Mar 1, 201810:38 AM
A weekly blog on the New Orleans fine dining scene
I was reading an article yesterday about the “dirty little secret” that a lot of family recipes we think are ancient in fact originated from labels printed on food products in the 1950s. I wasn’t aware it was a secret.
The gist of most of the reader-provided stories on the subject was: Grandchild loves recipe and begs grandmother for details as the latter is on her deathbed. “Oh, child, it was just printed on a box of Borax!” Cue laughter.
I spent some time with my grandmother in the kitchen and have done a great deal of cooking since she passed. I’ve seen the recipes she saved, and while there are a lot of handwritten recipes that could legitimately have been passed down through generations, there are also a lot she clipped from a newspaper or magazine.
My grandmother was an adult with children during the ’50s and entertained guests pretty frequently. Certainly it was “frequently” by my standard. She was a wonderful cook, and though I don’t remember her following recipes for anything she cooked, I wouldn’t be all that surprised if she’d pulled one or two out for a dessert.
Most of what she cooked was food she’d grown up eating, and a good bit of it was from their garden. You don’t need a recipe for green beans with bacon if it’s something you’ve seen your mother or grandmother do your whole life.
But even a legitimate “family recipe” doesn’t guarantee a successful end result. When I was in college in Memphis, I always stopped on the way up and back in Amite to see my grandparents. One afternoon as I was rifling through their freezer after lunch I found a frozen bag of some indeterminate meat-looking things. I asked my grandmother what it was, and after thinking for a bit, she said it must be the doves someone had given my grandfather recently.
She said they weren’t likely to eat it, and so gave it to me. I asked her how she’d cook it, and she wrote down a recipe on a little card. I am not going to transcribe it verbatim, but I love that she gave no measurements for salt, pepper, or flour nor a time for how long it should take to “brown [the doves] in butter in Dutch oven.”
She just assumed I’d at least know how to season and when something was brown. I am gratified by her confidence in me, but it was premature. The “doves” were not doves but chicken livers.
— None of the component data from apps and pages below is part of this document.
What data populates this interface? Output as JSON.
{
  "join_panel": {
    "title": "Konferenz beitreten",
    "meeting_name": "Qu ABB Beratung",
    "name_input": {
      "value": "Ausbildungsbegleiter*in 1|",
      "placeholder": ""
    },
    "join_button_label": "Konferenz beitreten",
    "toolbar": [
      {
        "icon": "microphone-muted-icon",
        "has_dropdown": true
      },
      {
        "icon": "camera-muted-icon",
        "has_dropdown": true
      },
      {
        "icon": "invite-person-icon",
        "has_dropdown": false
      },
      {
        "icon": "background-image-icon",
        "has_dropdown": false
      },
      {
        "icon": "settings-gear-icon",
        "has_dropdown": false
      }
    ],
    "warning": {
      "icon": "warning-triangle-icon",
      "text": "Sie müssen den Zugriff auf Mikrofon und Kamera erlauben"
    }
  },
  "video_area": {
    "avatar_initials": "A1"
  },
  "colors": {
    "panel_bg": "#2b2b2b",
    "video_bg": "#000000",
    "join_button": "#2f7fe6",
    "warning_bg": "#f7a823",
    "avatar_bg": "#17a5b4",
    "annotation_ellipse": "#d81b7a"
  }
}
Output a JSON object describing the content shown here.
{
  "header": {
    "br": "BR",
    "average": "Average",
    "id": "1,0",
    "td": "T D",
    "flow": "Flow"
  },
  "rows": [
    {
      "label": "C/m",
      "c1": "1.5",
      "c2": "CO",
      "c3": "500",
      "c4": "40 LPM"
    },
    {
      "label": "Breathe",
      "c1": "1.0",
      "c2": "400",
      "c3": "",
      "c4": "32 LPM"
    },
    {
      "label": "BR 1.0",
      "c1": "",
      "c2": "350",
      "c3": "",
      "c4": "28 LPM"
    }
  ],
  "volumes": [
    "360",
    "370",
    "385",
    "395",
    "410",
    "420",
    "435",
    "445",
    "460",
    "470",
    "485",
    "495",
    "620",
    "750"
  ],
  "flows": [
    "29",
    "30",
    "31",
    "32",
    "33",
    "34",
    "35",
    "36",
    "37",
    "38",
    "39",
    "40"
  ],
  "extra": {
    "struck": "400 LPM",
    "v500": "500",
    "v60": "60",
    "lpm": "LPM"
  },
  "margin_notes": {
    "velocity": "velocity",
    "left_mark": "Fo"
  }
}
At first I thought perhaps my grandmother had given me dove breasts because that’s where all the meat is on a dove, really.
Today I could distinguish between frozen chicken livers and frozen dove breasts, but back then I could not and thus followed the recipe my grandmother had given me for doves.
Browning and then braising chicken livers for an hour is not a very good way to cook them, as it happens. My rote adherence to the recipe gave the livers the texture of a chalkboard eraser. The sauce was good, but it wasn’t going to carry the day. To be clear: The problem was not the recipe; I’ve made it since, and it’s much better with doves on the bone.
No, it turns out that it’s generally not the recipe that makes good food but the cook.
If you are among the many folks who’ve discovered a recipe you thought was a family original was nothing of the sort, please share with me. I am particularly interested in stories about aged relatives who hid the origin of their “famous” recipe but were discovered in time to face the music. Coincidentally I am pitching a show called “The Deceitful Elderly” with that premise.